By New Times
By Derek Askey
By Mark Deming
By Serene Dominic
By Jason Keil
By Robrt L. Pela and Amy Silverman
By Jeff Moses
By Serene Dominic
To say that this is Rocket From the Crypt's strongest outing since Paint as a Fragrance is both true and a little misleading. If you were a fan of the band's guitar-and-horn-heavy rave-ups from the mid-'90s, and felt a little disappointed by 1998's RFTC, which was a slower and softer outing, welcome back. It's not that RFTC was a bad record, really, it's just that the group has always thrived best in the aggro-punk mode. Its last two All Systems Go releases, collecting previously released and b-side tracks, similarly felt like a spinning of the wheels.
But give the devils their due. Rocket From the Crypt's Interscope signing, which birthed RFTC, was a messy affair at best, and far too complicated to go into here. The band eventually pulled themselves out of it, though, and Group Sounds reflects more joy and creative control than they've displayed in quite a while.
Like f'rinstance, the 7/4 time signature of "Carne Voodoo" and the fast, catchy hooks on "This Bad Check is Gonna Stick" reaffirm the faith of anyone who ever thought of Rocket From the Crypt as smarter-than-the-average-kinda-not-really-ska-punks. The opening track, "Straight American Slave," comes in swinging, and the pace doesn't really let up throughout the album's remaining half-hour, even on the comparatively moody closer "Ghost Shark." Plus which the cover graphics recall Scream, Dracula, Scream!, another pretty fine moment in the band's career, thus reminding us of what the initiated might refer to as the group's glory days. All in all, the first moments of this album signal an experience that I might not call "a triumphant return to form" if the phrase didn't apply itself so readily.

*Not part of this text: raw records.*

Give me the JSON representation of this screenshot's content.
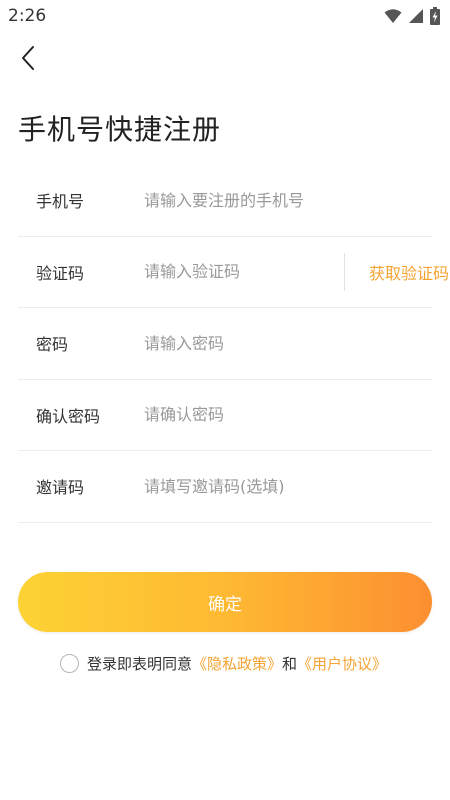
{
  "status_bar": {
    "time": "2:26",
    "icons": [
      "wifi-icon",
      "cell-signal-icon",
      "battery-charging-icon"
    ]
  },
  "header": {
    "back_icon": "chevron-left-icon",
    "title": "手机号快捷注册"
  },
  "form": {
    "phone": {
      "label": "手机号",
      "placeholder": "请输入要注册的手机号",
      "value": ""
    },
    "code": {
      "label": "验证码",
      "placeholder": "请输入验证码",
      "value": "",
      "action": "获取验证码"
    },
    "password": {
      "label": "密码",
      "placeholder": "请输入密码",
      "value": ""
    },
    "confirm_password": {
      "label": "确认密码",
      "placeholder": "请确认密码",
      "value": ""
    },
    "invite_code": {
      "label": "邀请码",
      "placeholder": "请填写邀请码(选填)",
      "value": ""
    }
  },
  "submit_label": "确定",
  "agreement": {
    "prefix": "登录即表明同意",
    "privacy_link": "《隐私政策》",
    "conjunction": "和",
    "terms_link": "《用户协议》",
    "checked": false
  },
  "colors": {
    "accent": "#f5a434",
    "button_gradient_start": "#fdd234",
    "button_gradient_end": "#fc8f31",
    "divider": "#ececec",
    "placeholder": "#999999"
  }
}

Rocket From the Crypt also engages in a bit of member shuffling here. Founding drummer Atom split the group a while back, and new drummer "Ruby Mars" (Mario Rubalcaba) came late to the scene; Superchunk's Jon Wurster provides most of the percussion on Group Sounds, a title which seems to celebrate the reforming of like-minded pounders. But the shifting roster doesn't result in a fractured listen. Every track on Group Sounds follows from the last, in perfect sequence. Legendary Memphis producer Jim Dickinson (Big Star etc.) lends piano on "Ghost Shark" -- parts of the album were recorded in Memphis, in fact -- and on the whole it seems the logical way to end an album that sounds familiar and recognizable throughout. The record as a whole proves Rocket From the Crypt hasn't lost its chops or its soul, while the atmospheric ride-out track suggests that the band still has a few surprises left in its arsenal.